┌──

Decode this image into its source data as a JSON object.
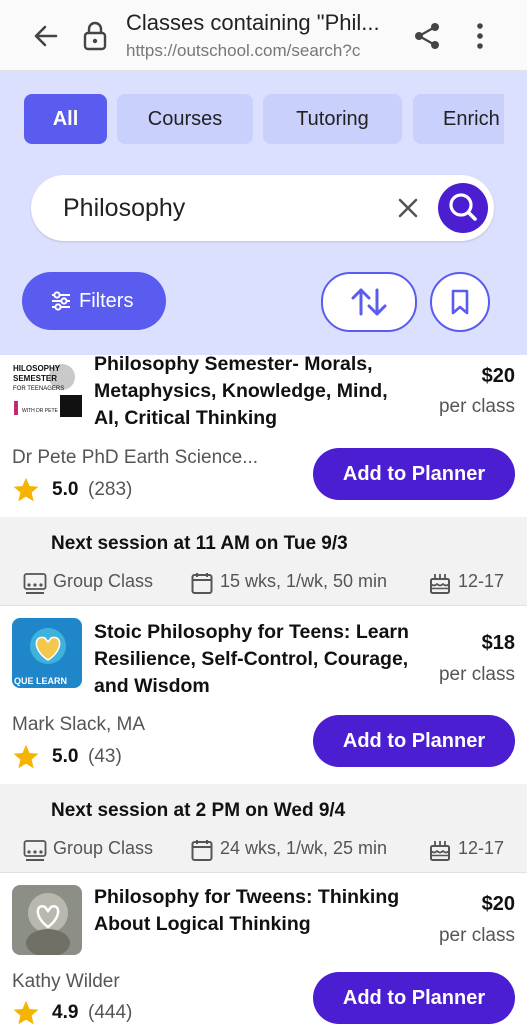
{
  "browser": {
    "title": "Classes containing \"Phil...",
    "url": "https://outschool.com/search?c"
  },
  "tabs": [
    {
      "label": "All",
      "active": true
    },
    {
      "label": "Courses",
      "active": false
    },
    {
      "label": "Tutoring",
      "active": false
    },
    {
      "label": "Enrich",
      "active": false
    }
  ],
  "search": {
    "value": "Philosophy"
  },
  "filters_label": "Filters",
  "colors": {
    "accent": "#5a5cf0",
    "primary": "#4b1fd1",
    "header_bg": "#dbe0ff",
    "star": "#f5b400"
  },
  "classes": [
    {
      "title": "Philosophy Semester- Morals, Metaphysics, Knowledge, Mind, AI, Critical Thinking",
      "price": "$20",
      "price_unit": "per class",
      "teacher": "Dr Pete PhD Earth Science...",
      "rating": "5.0",
      "reviews": "(283)",
      "planner_label": "Add to Planner",
      "next_session": "Next session at 11 AM on Tue 9/3",
      "type": "Group Class",
      "schedule": "15 wks, 1/wk, 50 min",
      "ages": "12-17",
      "thumb_text": "HILOSOPHY SEMESTER FOR TEENAGERS WITH DR PETE"
    },
    {
      "title": "Stoic Philosophy for Teens: Learn Resilience, Self-Control, Courage, and Wisdom",
      "price": "$18",
      "price_unit": "per class",
      "teacher": "Mark Slack, MA",
      "rating": "5.0",
      "reviews": "(43)",
      "planner_label": "Add to Planner",
      "next_session": "Next session at 2 PM on Wed 9/4",
      "type": "Group Class",
      "schedule": "24 wks, 1/wk, 25 min",
      "ages": "12-17",
      "thumb_text": "QUE LEARN"
    },
    {
      "title": "Philosophy for Tweens: Thinking About Logical Thinking",
      "price": "$20",
      "price_unit": "per class",
      "teacher": "Kathy Wilder",
      "rating": "4.9",
      "reviews": "(444)",
      "planner_label": "Add to Planner"
    }
  ]
}
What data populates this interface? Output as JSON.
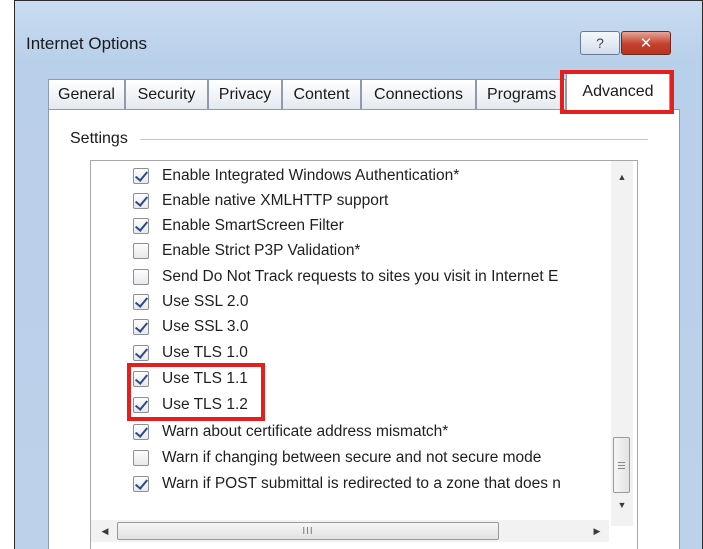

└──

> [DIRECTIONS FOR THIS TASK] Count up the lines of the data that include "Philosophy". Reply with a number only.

> [PROBLEM SOLUTION] 4